Forsythia, with its vibrant yellow blooms, is a sure sign of spring and a dazzling addition to any garden. Propagating forsythia from cuttings is a simple and cost-effective way to expand your garden or share the joy of these bright, cheerful plants with friends and family. In this blog post, we’ll guide you through the process of propagating forsythia from cuttings step-by-step.
Step 1: Choosing the Right Cuttings
For successful propagation, you’ll want to choose the right cuttings from a healthy, established forsythia plant. Look for semi-hardwood cuttings, which are stems that are neither too soft and green nor too woody and mature. The ideal cutting should be about 6 to 8 inches long, with at least three sets of leaves on the stem. Choose cuttings from a well-lit area of the plant that have not yet flowered.
Step 2: Preparing Your Cuttings
Once you’ve selected your cuttings, it’s time to prepare them for planting. Remove the leaves from the lower half of the stem, as they can draw energy away from root development. Make a clean, diagonal cut just below a leaf node (the point where leaves emerge from the stem). You can also lightly scrape the bark off the lower part of the stem to encourage root growth.
Step 3: Rooting Hormone (Optional)
Using a rooting hormone can increase the likelihood of successful propagation. Dip the cut end of your forsythia cutting into a powdered or liquid rooting hormone, tapping off any excess. This step is optional, but it may help speed up the rooting process and improve the success rate.
Step 4: Planting Your Cuttings
Fill small pots or a propagation tray with a well-draining, sterile potting mix, such as a mix of perlite and peat moss. Make a hole in the center of the pot or cell with your finger or a pencil. Insert the cutting into the hole, burying about half of the stem, and firm the soil around the base of the cutting. Water the cutting thoroughly, allowing the excess water to drain.
Step 5: Providing the Right Environment
Place a plastic bag or a clear plastic dome over your cuttings to create a humid environment that encourages root development. Place the cuttings in a bright, indirect light location, away from direct sunlight. Ensure the soil remains consistently moist but not soggy by misting the cuttings regularly.
Step 6: Monitoring and Transplanting
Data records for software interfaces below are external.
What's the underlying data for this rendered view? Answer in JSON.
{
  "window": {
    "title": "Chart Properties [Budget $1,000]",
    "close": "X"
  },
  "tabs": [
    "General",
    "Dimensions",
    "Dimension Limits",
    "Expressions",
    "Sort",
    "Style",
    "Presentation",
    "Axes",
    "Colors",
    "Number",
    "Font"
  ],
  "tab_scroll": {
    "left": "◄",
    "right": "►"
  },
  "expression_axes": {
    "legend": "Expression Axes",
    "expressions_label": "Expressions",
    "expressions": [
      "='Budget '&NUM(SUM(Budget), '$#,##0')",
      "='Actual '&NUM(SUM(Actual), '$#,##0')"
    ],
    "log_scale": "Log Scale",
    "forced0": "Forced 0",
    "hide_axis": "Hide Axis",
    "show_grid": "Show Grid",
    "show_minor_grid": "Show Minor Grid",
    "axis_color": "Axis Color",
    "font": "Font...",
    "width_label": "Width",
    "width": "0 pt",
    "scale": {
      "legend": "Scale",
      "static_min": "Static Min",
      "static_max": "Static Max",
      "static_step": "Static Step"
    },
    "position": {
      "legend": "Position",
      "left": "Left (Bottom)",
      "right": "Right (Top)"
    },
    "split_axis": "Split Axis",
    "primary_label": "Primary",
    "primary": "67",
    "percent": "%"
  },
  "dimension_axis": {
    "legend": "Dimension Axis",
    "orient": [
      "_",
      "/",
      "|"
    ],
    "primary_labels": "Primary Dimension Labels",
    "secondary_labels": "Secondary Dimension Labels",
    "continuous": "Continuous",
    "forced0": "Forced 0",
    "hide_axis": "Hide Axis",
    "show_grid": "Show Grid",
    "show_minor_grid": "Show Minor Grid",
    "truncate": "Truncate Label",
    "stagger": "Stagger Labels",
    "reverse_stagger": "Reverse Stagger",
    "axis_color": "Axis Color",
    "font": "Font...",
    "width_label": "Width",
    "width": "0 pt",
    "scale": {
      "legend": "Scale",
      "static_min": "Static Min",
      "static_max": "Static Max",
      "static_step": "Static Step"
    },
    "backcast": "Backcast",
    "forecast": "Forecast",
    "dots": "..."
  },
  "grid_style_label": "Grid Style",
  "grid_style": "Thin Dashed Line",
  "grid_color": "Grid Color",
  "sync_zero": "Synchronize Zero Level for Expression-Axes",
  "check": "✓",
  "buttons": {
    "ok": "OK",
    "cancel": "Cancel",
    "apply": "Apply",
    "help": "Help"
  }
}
After 4 to 6 weeks, you should begin to see new growth on your cuttings, indicating that they have successfully rooted. Gently tug on the cutting; if it resists being pulled, it has likely rooted well. Once the cuttings have established a strong root system, you can transplant them into larger pots or directly into your garden.
With a little patience and care, propagating forsythia from cuttings can be a rewarding and cost-effective way to expand your garden or share these delightful plants with others. By following these simple steps, you’ll be well on your way to enjoying an abundance of vibrant yellow blooms each spring. Happy gardening!